Among the nearly 150 jailhouse calls to or from George Zimmerman that were released by prosecutors this week was an April 19 call to the controversial Florida pastor Terry Jones.

Zimmerman placed the call to Jones just one day before Zimmerman’s initial bond hearing. His purpose was to try and dissuade Jones from holding a rally in Sanford in support of Zimmerman, who faces second degree murder charges for the killing of Trayvon Martin February 26th.

After asking to pray with Jones, Zimmerman said, “first and foremost thank you for your prayers, I know they’re being heard and I see them being answered every day. I was calling today to ask you, humbly, from one God fearing sinner to the other, for time, for healing, for not only the city of Sanford but America. I know that your intentions are good … and I know that ultimately God will see his will be done.”

Zimmerman continued: “I just ask that perhaps instead of coming Saturday and protesting, we allow law enforcement to do their job and not lose focus, and that perhaps you could even come and visit and pray with me instead of protesting.”

Jones seemed taken aback by the request, and after answering, “hm… okay,” he promised to consider Zimmerman’s request, but defending the idea of his rally, which he said was “to pull us back to the constitution and to pull us back to justice,” adding that “of course, more of the message will be in the area of forgiveness.”

Asked if he would still be in jail if Jones wanted to visit him that Saturday, Zimmerman said his attorney was confident that he would get bail at the hearing scheduled for the following day, but that “because of all the media coverage,” Mark O’Mara thought it best that he remain in jail at least through the weekend.

And he expressed concern that “every day that goes by, each time my name or Trayvon’s name makes it to the headlines, that’s just another day of hurt and not healing.”

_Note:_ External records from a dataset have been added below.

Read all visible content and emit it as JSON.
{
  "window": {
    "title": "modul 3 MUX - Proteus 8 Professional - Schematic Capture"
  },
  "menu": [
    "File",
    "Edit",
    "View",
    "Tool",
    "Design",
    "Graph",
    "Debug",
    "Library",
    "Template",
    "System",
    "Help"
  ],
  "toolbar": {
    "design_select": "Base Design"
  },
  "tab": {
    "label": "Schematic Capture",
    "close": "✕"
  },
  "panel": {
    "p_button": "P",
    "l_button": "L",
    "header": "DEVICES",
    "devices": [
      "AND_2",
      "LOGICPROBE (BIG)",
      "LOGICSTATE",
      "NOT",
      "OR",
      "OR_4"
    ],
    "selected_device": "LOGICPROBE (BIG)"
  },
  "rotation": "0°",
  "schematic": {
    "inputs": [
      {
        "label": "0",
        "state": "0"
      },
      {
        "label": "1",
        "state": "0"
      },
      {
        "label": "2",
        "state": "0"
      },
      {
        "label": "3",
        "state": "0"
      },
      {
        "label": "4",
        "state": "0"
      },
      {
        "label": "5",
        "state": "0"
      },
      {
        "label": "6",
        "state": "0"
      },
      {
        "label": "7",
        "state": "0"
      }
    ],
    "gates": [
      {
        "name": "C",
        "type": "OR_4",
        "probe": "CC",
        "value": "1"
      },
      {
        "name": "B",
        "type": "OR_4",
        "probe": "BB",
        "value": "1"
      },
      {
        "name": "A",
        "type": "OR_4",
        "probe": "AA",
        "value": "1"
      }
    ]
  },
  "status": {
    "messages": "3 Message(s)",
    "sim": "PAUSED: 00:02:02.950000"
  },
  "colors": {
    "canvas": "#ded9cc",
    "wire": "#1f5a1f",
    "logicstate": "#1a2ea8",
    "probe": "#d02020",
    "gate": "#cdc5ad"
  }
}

In a phonecall later that day to his wife, Shellie, Zimmerman related the phone call and said that he didn’t think that “much positive” could come of Jones visiting Sanford. “Whether his intentions are good or not, the media’s gonna exploit it,” Zimmerman said, noting that someone had “already shot up a police car,” referring to shots fired into an empty patrol car near the gated community where the Zimmermans lived, and where Martin was killed.

Zimmerman apparently felt the visit wouldn’t help to sway people either way regarding his case. “I mean my supporters support me, people that hate me, hate me,” Zimmerman said.

Jones, who is best known for inflammatory rallies, including burning President Obama in effigy on the lawn of his Gainesville church, and burning a Quran, which prompted violent reactions around the world, did speak at a “Justice for Zimmerman” rally the Sunday after his conversation with Zimmerman. The gathering attracted only a handful of people.

Follow Joy Reid on Twitter at @thereidreport